◆ **Supplied data**
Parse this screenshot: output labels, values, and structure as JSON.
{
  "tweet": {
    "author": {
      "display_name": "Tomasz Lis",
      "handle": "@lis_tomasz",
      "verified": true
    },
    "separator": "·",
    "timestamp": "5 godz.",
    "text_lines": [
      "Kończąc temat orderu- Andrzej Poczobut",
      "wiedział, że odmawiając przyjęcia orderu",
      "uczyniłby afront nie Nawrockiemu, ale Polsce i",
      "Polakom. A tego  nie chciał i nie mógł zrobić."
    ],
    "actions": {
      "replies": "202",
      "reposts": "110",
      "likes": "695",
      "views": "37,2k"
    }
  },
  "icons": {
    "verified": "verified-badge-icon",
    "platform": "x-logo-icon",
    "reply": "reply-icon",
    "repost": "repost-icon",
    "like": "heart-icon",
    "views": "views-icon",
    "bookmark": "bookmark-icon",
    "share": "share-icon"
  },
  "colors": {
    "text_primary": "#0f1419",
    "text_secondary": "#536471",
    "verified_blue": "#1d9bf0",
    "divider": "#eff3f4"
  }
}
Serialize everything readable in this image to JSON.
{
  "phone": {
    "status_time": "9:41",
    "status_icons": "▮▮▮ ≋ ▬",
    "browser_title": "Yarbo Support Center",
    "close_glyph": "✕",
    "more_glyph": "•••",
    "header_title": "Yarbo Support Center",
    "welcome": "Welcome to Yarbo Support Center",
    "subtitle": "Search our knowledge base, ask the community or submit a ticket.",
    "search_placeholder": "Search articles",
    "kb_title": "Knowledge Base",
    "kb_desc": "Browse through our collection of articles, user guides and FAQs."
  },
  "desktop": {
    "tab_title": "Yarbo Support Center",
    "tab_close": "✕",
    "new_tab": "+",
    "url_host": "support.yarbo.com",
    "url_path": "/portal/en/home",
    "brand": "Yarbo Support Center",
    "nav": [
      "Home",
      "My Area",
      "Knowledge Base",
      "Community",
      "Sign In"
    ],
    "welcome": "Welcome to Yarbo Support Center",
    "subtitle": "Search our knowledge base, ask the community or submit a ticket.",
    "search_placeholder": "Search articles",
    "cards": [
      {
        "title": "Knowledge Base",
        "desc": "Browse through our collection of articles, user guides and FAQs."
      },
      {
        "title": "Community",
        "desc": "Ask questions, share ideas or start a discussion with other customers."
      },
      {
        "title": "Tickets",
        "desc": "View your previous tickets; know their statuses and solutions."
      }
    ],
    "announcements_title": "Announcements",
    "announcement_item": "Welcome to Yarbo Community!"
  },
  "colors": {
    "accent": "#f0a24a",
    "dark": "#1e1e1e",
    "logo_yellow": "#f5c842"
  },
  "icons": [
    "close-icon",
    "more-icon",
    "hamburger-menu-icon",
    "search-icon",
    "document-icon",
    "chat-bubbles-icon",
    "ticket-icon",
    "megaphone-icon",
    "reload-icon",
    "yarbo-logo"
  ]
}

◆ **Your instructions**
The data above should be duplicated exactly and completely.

◆ **Answer below**
Parse this screenshot: output labels, values, and structure as JSON.
{
  "tweet": {
    "author": {
      "display_name": "Tomasz Lis",
      "handle": "@lis_tomasz",
      "verified": true
    },
    "separator": "·",
    "timestamp": "5 godz.",
    "text_lines": [
      "Kończąc temat orderu- Andrzej Poczobut",
      "wiedział, że odmawiając przyjęcia orderu",
      "uczyniłby afront nie Nawrockiemu, ale Polsce i",
      "Polakom. A tego  nie chciał i nie mógł zrobić."
    ],
    "actions": {
      "replies": "202",
      "reposts": "110",
      "likes": "695",
      "views": "37,2k"
    }
  },
  "icons": {
    "verified": "verified-badge-icon",
    "platform": "x-logo-icon",
    "reply": "reply-icon",
    "repost": "repost-icon",
    "like": "heart-icon",
    "views": "views-icon",
    "bookmark": "bookmark-icon",
    "share": "share-icon"
  },
  "colors": {
    "text_primary": "#0f1419",
    "text_secondary": "#536471",
    "verified_blue": "#1d9bf0",
    "divider": "#eff3f4"
  }
}
Serialize everything readable in this image to JSON.
{
  "phone": {
    "status_time": "9:41",
    "status_icons": "▮▮▮ ≋ ▬",
    "browser_title": "Yarbo Support Center",
    "close_glyph": "✕",
    "more_glyph": "•••",
    "header_title": "Yarbo Support Center",
    "welcome": "Welcome to Yarbo Support Center",
    "subtitle": "Search our knowledge base, ask the community or submit a ticket.",
    "search_placeholder": "Search articles",
    "kb_title": "Knowledge Base",
    "kb_desc": "Browse through our collection of articles, user guides and FAQs."
  },
  "desktop": {
    "tab_title": "Yarbo Support Center",
    "tab_close": "✕",
    "new_tab": "+",
    "url_host": "support.yarbo.com",
    "url_path": "/portal/en/home",
    "brand": "Yarbo Support Center",
    "nav": [
      "Home",
      "My Area",
      "Knowledge Base",
      "Community",
      "Sign In"
    ],
    "welcome": "Welcome to Yarbo Support Center",
    "subtitle": "Search our knowledge base, ask the community or submit a ticket.",
    "search_placeholder": "Search articles",
    "cards": [
      {
        "title": "Knowledge Base",
        "desc": "Browse through our collection of articles, user guides and FAQs."
      },
      {
        "title": "Community",
        "desc": "Ask questions, share ideas or start a discussion with other customers."
      },
      {
        "title": "Tickets",
        "desc": "View your previous tickets; know their statuses and solutions."
      }
    ],
    "announcements_title": "Announcements",
    "announcement_item": "Welcome to Yarbo Community!"
  },
  "colors": {
    "accent": "#f0a24a",
    "dark": "#1e1e1e",
    "logo_yellow": "#f5c842"
  },
  "icons": [
    "close-icon",
    "more-icon",
    "hamburger-menu-icon",
    "search-icon",
    "document-icon",
    "chat-bubbles-icon",
    "ticket-icon",
    "megaphone-icon",
    "reload-icon",
    "yarbo-logo"
  ]
}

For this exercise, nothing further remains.